Monitoring invasive pathogens in plant nurseries for early-detection and to minimise the probability of escape

Alonso Chavez, V, Parnell, SR ORCID: and Van Den Bosch, F 2016, 'Monitoring invasive pathogens in plant nurseries for early-detection and to minimise the probability of escape' , Journal of Theoretical Biology, 407 , pp. 290-302.

[img] PDF - Published Version
Restricted to Repository staff only

Download (2MB)


The global increase in the movement of plant products in recent years has triggered an increase in the number of introduced plant pathogens. Plant nurseries importing material from abroad may play an important role in the introduction and spread of diseases such as ash dieback and sudden oak death which are thought to have been introduced through trade. The economic, environmental and social costs associated with the spread of invasive pathogens become considerably larger as the incidence of the pathogen increases. To control the movement of pathogens across the plant trade network it is crucial to develop monitoring programmes at key points of the network such as plant nurseries. By detecting the introduction of invasive pathogens at low incidence, the control and eradication of an epidemic is more likely to be successful. Equally, knowing the likelihood of having sold infected plants once a disease has been detected in a nursery can help designing tracing plans to control the onward spread of the disease. Here, we develop an epidemiological model to detect and track the movement of an invasive plant pathogen into and from a plant nursery. Using statistical methods, we predict the epidemic incidence given that a detection of the pathogen has occurred for the first time, considering that the epidemic has an asymptomatic period between infection and symptom development. Equally, we calculate the probability of having sold at least one infected plant during the period previous to the first disease detection. This analysis can aid stakeholder decisions to determine, when the pathogen is first discovered in a nursery, the need of tracking the disease to other points in the plant trade network in order to control the epidemic. We apply our method to high profile recent introductions including ash dieback and sudden oak death in the UK and citrus canker and Huanglongbing disease in Florida. These results provide new insight for the design of monitoring strategies at key points of the trade network.

Item Type: Article
Schools: Schools > School of Environment and Life Sciences > Ecosystems and Environment Research Centre
Journal or Publication Title: Journal of Theoretical Biology
Publisher: Elsevier
ISSN: 0022-5193
Related URLs:
Funders: USDA, Biotechnology and Biosciences Sciences Research Council (BBSRC)
Depositing User: SR Parnell
Date Deposited: 28 Nov 2016 10:25
Last Modified: 15 Feb 2022 21:26
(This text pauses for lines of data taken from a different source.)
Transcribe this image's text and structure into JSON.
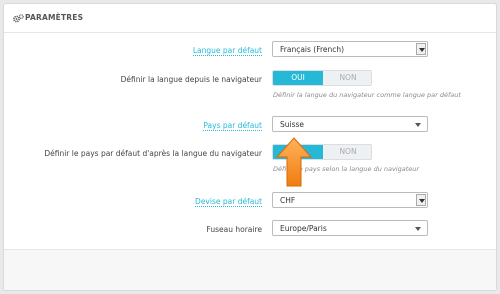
{
  "panel": {
    "title": "PARAMÈTRES",
    "icon": "gears-icon"
  },
  "rows": {
    "default_language": {
      "label": "Langue par défaut",
      "value": "Français (French)"
    },
    "language_from_browser": {
      "label": "Définir la langue depuis le navigateur",
      "yes": "OUI",
      "no": "NON",
      "selected": "OUI",
      "help": "Définir la langue du navigateur comme langue par défaut"
    },
    "default_country": {
      "label": "Pays par défaut",
      "value": "Suisse"
    },
    "country_from_browser": {
      "label": "Définir le pays par défaut d'après la langue du navigateur",
      "yes": "OUI",
      "no": "NON",
      "selected": "OUI",
      "help": "Définir le pays selon la langue du navigateur"
    },
    "default_currency": {
      "label": "Devise par défaut",
      "value": "CHF"
    },
    "timezone": {
      "label": "Fuseau horaire",
      "value": "Europe/Paris"
    }
  },
  "colors": {
    "accent": "#25b9d7",
    "arrow": "#f58220"
  }
}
Actions (login required)

Edit record (repository staff only) Edit record (repository staff only)


Downloads per month over past year